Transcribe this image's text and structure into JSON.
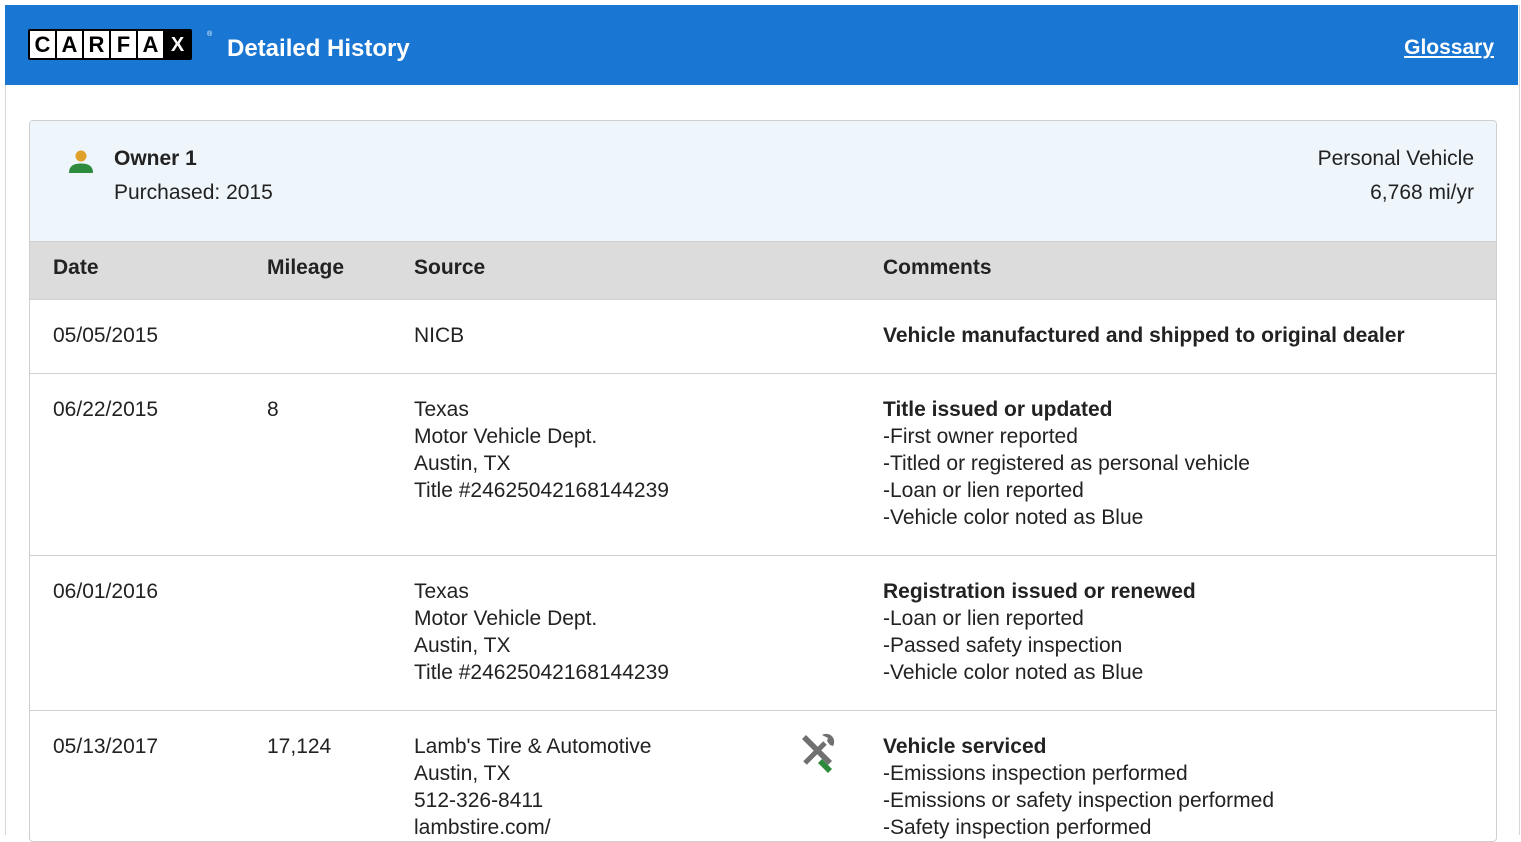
{
  "header": {
    "logo_letters": [
      "C",
      "A",
      "R",
      "F",
      "A",
      "X"
    ],
    "title": "Detailed History",
    "glossary": "Glossary",
    "bg_color": "#1976d2"
  },
  "owner": {
    "name": "Owner 1",
    "purchased": "Purchased: 2015",
    "vehicle_use": "Personal Vehicle",
    "mileage_rate": "6,768 mi/yr",
    "icon": "person-icon",
    "icon_color": "#2e8b3e"
  },
  "table": {
    "columns": [
      "Date",
      "Mileage",
      "Source",
      "Comments"
    ],
    "rows": [
      {
        "date": "05/05/2015",
        "mileage": "",
        "source": [
          "NICB"
        ],
        "icon": "",
        "comment_head": "Vehicle manufactured and shipped to original dealer",
        "comment_items": []
      },
      {
        "date": "06/22/2015",
        "mileage": "8",
        "source": [
          "Texas",
          "Motor Vehicle Dept.",
          "Austin, TX",
          "Title #24625042168144239"
        ],
        "icon": "",
        "comment_head": "Title issued or updated",
        "comment_items": [
          "First owner reported",
          "Titled or registered as personal vehicle",
          "Loan or lien reported",
          "Vehicle color noted as Blue"
        ]
      },
      {
        "date": "06/01/2016",
        "mileage": "",
        "source": [
          "Texas",
          "Motor Vehicle Dept.",
          "Austin, TX",
          "Title #24625042168144239"
        ],
        "icon": "",
        "comment_head": "Registration issued or renewed",
        "comment_items": [
          "Loan or lien reported",
          "Passed safety inspection",
          "Vehicle color noted as Blue"
        ]
      },
      {
        "date": "05/13/2017",
        "mileage": "17,124",
        "source": [
          "Lamb's Tire & Automotive",
          "Austin, TX",
          "512-326-8411",
          "lambstire.com/"
        ],
        "icon": "service-tools-icon",
        "comment_head": "Vehicle serviced",
        "comment_items": [
          "Emissions inspection performed",
          "Emissions or safety inspection performed",
          "Safety inspection performed"
        ]
      }
    ]
  }
}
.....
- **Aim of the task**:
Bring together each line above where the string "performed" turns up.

- **Reply**:
          "Emissions inspection performed",
          "Emissions or safety inspection performed",
          "Safety inspection performed"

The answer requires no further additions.